- Develop a deep understanding of the political economy of the parliaments they work with and use political economy analysis to ensure that programmes are appropriate to context
- Are driven from within – either by parliamentarians/parliamentary staff or parliamentary reformers within civil society – with interventions tailored according to needs and demand
- Develop an approach that provides needed technical support but is also politically savvy
- Treat parliaments as part of the broader political system and integrate support with other areas of assistance
- Build assistance around specific policy issues rather than generic activities
- Encourage south-south learning
- Base assistance on long-term commitments to partners
- Are realistic about what can be achieved
- Improve programme management, including better coordination, programme design and monitoring and evaluation (M&E), more tolerance of risk and more appropriate staff skills and incentives.
The study finds some important examples of innovation in the field. However, change remains on the margins, with many organisations unable or unwilling to apply lessons consistently or at all. It also notes that:
- PDA is an under-evaluated area of development assistance – but a broad thematic evaluation of such a diverse field is likely only to reaffirm widely accepted principles and will not provide much-needed operational guidance.
- To move forward, the parliamentary development assistance community needs to undertake targeted research and evaluation to fill knowledge gaps and better understand constraints on absorbing and acting on learning in the field.
- For many organisations, the principal constraint on progress may come from perverse incentives in the aid architecture of PDA.
Priority areas include:
- Comparative evaluations of similar organisations or approaches – in particular, parliamentary associations, political party foundations, issues-based support and integrated democracy programmes.
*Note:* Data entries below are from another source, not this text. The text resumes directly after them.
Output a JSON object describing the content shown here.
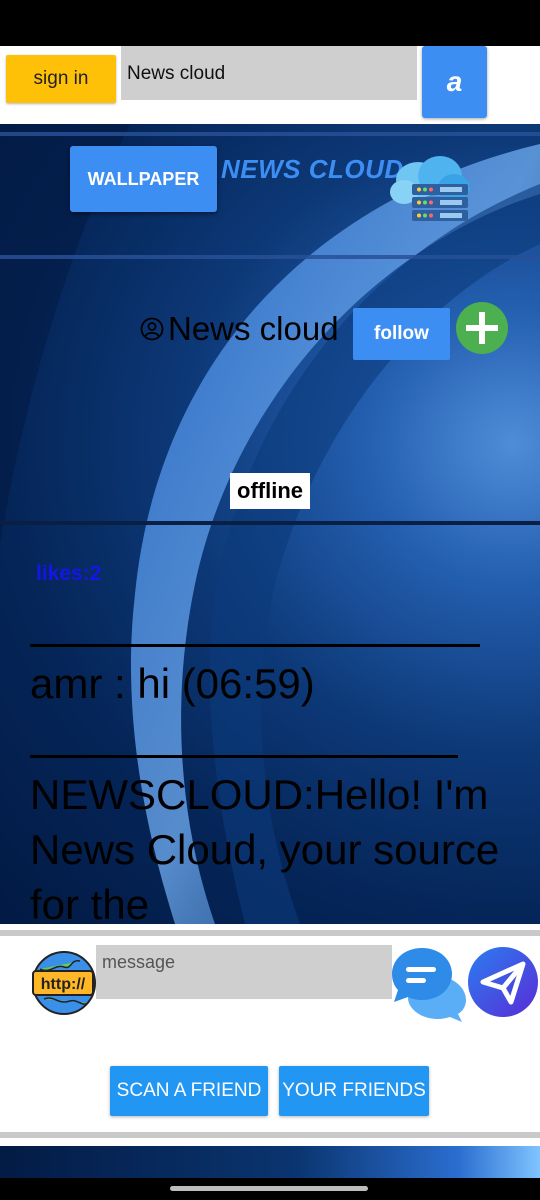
{
  "topbar": {
    "signin_label": "sign in",
    "search_value": "News cloud",
    "a_button_label": "a"
  },
  "header": {
    "wallpaper_label": "WALLPAPER",
    "brand_title": "NEWS CLOUD",
    "logo_icon": "cloud-server-icon"
  },
  "profile": {
    "user_icon": "user-circle-icon",
    "name": "News cloud",
    "follow_label": "follow",
    "add_icon": "plus-circle-icon",
    "status": "offline",
    "likes": "likes:2"
  },
  "chat": {
    "messages": [
      "amr : hi (06:59)",
      "NEWSCLOUD:Hello! I'm News Cloud, your source for the"
    ]
  },
  "composer": {
    "placeholder": "message",
    "http_icon": "http-globe-icon",
    "chat_icon": "chat-bubbles-icon",
    "send_icon": "send-icon",
    "scan_label": "SCAN A FRIEND",
    "friends_label": "YOUR FRIENDS"
  },
  "colors": {
    "accent": "#3d8ef2",
    "signin": "#FFC107",
    "likes": "#1515e8",
    "plus": "#4caf50"
  }
}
- Substantive research on the (a) political economy of PD assistance; and (b) the interests, needs and preferences of MPs in different contexts.